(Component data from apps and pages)
***

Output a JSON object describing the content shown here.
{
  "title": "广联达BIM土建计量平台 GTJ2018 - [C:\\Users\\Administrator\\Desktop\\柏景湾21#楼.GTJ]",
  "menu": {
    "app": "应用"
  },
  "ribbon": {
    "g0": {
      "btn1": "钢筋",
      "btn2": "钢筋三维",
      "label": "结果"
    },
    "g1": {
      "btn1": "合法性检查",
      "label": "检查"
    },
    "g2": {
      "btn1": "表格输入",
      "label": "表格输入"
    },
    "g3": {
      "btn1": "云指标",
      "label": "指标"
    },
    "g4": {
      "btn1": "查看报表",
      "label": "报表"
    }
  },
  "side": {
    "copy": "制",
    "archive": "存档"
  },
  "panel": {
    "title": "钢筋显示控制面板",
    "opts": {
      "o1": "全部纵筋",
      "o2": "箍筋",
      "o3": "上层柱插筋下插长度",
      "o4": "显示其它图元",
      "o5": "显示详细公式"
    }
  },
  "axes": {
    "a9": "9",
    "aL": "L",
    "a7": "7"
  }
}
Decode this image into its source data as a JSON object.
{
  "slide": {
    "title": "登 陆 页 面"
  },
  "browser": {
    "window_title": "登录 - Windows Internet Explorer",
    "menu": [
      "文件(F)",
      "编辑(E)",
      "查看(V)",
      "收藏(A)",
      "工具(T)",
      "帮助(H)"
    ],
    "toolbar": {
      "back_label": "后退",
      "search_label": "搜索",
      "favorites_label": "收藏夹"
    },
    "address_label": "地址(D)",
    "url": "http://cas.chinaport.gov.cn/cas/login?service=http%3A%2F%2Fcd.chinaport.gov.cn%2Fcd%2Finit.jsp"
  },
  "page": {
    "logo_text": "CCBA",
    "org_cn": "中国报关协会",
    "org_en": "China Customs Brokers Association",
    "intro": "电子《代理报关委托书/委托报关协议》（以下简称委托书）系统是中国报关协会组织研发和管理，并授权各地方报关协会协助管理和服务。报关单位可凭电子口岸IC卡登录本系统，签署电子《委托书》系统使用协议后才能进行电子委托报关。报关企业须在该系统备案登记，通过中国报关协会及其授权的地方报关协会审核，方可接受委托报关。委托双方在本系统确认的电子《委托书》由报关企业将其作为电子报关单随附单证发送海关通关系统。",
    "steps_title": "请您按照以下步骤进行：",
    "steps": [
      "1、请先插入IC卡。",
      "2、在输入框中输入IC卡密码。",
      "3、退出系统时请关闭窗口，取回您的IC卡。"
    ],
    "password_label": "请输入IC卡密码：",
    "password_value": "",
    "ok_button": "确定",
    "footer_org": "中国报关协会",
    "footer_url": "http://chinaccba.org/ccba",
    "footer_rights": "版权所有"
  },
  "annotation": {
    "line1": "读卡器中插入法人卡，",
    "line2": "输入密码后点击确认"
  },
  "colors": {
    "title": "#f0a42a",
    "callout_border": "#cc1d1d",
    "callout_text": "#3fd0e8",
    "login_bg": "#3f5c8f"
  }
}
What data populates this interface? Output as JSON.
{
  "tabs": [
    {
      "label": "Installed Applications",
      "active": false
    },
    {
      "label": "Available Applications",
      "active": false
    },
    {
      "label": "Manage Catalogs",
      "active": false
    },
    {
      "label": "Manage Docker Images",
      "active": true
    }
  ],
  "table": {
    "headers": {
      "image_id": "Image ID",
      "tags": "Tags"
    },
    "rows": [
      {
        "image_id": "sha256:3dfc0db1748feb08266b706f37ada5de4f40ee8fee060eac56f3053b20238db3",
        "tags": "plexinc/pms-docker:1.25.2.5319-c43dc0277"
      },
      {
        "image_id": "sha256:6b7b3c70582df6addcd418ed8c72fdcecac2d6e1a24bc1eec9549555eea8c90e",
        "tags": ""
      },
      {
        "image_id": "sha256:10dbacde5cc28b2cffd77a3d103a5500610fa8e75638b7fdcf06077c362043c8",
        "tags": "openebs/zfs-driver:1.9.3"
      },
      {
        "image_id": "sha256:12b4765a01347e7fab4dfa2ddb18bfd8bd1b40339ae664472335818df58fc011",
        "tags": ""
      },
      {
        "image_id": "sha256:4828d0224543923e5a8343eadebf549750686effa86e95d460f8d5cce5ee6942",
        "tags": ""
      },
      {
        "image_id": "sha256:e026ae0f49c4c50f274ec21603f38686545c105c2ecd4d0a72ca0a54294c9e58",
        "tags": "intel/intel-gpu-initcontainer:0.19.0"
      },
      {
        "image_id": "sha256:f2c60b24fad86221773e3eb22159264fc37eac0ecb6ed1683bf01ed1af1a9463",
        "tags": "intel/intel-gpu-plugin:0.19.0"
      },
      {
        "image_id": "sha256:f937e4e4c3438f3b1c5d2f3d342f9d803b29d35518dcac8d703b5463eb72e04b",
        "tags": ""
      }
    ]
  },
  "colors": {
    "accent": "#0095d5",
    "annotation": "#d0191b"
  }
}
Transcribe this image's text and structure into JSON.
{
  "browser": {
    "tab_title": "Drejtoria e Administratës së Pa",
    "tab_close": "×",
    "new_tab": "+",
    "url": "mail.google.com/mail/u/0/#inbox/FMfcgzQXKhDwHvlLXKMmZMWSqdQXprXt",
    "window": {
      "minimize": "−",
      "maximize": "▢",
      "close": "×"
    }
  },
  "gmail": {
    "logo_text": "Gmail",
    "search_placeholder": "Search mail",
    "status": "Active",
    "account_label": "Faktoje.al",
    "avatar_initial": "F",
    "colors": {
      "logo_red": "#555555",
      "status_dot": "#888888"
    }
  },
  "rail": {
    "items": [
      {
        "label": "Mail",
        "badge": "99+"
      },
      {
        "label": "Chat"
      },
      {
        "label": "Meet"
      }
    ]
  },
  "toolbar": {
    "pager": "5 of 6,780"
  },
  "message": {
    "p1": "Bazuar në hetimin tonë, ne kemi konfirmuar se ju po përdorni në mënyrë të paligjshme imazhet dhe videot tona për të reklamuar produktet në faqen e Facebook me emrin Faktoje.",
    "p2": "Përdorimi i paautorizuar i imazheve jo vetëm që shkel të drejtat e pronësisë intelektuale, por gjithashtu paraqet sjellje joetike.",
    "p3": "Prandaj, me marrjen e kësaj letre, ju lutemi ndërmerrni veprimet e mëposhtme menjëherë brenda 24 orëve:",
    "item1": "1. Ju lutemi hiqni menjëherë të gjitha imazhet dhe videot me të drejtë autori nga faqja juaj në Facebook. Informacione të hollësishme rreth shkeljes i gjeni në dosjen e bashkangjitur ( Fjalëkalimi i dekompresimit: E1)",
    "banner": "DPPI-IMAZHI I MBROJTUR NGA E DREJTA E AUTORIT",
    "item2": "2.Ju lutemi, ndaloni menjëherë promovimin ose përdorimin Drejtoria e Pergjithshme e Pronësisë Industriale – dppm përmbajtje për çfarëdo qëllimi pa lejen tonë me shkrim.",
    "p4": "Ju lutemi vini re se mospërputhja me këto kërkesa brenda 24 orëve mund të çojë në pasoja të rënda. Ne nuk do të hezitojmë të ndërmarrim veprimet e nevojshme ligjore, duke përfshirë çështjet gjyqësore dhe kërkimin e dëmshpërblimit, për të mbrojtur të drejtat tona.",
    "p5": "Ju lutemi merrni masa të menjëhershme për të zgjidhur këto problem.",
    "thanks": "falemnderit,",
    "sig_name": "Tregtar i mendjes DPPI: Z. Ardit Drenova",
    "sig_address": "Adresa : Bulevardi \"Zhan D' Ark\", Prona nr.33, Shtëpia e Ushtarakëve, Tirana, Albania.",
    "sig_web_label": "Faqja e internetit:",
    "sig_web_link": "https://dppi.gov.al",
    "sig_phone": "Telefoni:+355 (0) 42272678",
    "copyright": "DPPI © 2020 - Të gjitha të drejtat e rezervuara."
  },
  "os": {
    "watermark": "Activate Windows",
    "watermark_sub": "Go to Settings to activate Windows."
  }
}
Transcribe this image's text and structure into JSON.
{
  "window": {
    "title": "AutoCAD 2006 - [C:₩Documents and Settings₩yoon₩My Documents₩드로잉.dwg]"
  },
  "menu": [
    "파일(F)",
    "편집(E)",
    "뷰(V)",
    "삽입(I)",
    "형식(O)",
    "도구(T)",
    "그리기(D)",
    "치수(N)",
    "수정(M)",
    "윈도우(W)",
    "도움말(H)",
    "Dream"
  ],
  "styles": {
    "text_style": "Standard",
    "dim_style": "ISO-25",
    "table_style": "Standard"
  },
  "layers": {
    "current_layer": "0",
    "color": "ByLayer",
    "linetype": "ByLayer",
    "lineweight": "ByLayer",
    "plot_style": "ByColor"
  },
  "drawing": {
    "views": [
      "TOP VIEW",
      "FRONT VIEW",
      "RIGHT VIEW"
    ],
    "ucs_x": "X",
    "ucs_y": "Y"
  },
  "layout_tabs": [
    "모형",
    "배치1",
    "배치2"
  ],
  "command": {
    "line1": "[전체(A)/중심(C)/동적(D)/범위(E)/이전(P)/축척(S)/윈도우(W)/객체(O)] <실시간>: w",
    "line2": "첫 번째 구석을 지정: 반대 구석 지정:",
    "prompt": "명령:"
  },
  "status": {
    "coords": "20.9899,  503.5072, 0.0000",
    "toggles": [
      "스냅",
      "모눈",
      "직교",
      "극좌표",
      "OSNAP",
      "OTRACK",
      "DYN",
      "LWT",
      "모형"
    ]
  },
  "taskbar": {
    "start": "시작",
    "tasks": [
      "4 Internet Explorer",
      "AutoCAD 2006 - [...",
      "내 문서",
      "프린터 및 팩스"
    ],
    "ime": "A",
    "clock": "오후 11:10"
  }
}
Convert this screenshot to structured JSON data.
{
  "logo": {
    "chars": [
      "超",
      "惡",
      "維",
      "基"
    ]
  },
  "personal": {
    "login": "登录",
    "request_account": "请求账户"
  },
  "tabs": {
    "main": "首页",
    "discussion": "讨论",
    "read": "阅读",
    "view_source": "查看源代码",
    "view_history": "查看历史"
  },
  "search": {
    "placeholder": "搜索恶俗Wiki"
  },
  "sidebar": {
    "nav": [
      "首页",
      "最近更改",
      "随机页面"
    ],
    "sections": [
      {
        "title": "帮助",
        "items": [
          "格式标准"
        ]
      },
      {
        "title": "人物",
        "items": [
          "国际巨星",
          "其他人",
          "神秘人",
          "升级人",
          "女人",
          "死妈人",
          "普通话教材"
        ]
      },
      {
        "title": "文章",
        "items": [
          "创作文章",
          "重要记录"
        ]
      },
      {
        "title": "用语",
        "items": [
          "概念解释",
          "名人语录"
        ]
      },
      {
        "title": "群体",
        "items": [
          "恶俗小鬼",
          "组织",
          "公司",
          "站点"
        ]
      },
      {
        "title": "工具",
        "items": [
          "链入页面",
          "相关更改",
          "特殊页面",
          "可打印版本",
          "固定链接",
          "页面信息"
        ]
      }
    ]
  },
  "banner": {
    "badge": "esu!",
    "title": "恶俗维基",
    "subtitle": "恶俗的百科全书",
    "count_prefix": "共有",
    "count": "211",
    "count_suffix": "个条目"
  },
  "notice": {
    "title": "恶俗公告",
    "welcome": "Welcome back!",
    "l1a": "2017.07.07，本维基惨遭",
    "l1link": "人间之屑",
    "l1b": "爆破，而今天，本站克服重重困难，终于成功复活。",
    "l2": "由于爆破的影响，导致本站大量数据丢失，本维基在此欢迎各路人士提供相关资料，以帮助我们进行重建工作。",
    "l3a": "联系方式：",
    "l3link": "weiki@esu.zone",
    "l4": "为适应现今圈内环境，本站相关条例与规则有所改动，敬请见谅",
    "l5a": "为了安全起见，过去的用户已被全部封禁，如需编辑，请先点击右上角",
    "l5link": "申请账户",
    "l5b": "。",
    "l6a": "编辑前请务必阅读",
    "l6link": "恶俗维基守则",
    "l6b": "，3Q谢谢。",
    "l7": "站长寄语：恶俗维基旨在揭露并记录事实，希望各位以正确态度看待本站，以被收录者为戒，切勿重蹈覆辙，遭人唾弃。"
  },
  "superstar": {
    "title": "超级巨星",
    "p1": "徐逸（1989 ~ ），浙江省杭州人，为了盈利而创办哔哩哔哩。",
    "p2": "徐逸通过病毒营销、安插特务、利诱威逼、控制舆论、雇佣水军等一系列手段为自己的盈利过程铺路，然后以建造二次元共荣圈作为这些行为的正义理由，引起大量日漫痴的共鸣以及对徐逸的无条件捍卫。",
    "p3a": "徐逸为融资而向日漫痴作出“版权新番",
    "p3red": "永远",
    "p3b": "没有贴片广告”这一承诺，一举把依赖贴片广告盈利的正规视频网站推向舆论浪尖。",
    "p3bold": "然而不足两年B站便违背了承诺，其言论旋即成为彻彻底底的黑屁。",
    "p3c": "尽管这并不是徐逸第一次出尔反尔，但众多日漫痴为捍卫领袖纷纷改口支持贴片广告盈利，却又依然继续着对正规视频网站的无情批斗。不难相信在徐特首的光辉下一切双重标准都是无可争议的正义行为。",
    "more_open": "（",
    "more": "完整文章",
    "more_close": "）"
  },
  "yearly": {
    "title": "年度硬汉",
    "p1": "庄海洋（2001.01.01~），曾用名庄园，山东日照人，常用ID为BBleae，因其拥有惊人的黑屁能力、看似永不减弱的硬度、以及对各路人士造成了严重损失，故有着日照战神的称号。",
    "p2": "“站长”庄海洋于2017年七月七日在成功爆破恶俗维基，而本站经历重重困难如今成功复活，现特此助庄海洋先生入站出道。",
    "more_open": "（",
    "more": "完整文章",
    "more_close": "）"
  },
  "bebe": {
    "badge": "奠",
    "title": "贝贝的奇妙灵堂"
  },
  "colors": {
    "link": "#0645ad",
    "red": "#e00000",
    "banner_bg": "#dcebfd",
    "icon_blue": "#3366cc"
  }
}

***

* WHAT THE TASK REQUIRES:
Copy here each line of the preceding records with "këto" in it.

* OUTPUT OF THE EXERCISE:
    "p4": "Ju lutemi vini re se mospërputhja me këto kërkesa brenda 24 orëve mund të çojë në pasoja të rënda. Ne nuk do të hezitojmë të ndërmarrim veprimet e nevojshme ligjore, duke përfshirë çështjet gjyqësore dhe kërkimin e dëmshpërblimit, për të mbrojtur të drejtat tona.",
    "p5": "Ju lutemi merrni masa të menjëhershme për të zgjidhur këto problem.",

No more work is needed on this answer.